Start of Available records

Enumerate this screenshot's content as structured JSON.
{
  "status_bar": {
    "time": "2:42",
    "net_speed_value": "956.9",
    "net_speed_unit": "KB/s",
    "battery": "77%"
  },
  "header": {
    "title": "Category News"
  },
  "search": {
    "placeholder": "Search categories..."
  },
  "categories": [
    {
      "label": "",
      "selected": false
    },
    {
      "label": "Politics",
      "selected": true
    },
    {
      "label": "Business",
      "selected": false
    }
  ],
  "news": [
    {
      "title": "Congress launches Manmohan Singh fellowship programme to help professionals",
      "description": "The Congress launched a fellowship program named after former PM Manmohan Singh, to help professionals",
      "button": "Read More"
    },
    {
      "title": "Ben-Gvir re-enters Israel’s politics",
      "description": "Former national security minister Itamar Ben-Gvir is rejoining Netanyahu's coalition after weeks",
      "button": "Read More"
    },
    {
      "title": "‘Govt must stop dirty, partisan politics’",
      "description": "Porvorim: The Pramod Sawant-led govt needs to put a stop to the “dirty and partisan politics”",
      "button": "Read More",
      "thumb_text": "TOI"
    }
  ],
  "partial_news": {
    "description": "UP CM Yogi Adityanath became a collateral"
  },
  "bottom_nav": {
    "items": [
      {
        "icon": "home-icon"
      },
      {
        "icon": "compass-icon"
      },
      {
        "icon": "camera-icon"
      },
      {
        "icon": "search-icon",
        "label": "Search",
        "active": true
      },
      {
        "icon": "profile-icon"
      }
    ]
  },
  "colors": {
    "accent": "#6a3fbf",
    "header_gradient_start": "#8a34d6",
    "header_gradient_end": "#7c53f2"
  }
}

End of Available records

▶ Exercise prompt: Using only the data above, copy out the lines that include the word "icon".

▶ Your solution:
        "icon": "home-icon"
        "icon": "compass-icon"
        "icon": "camera-icon"
        "icon": "search-icon",
        "icon": "profile-icon"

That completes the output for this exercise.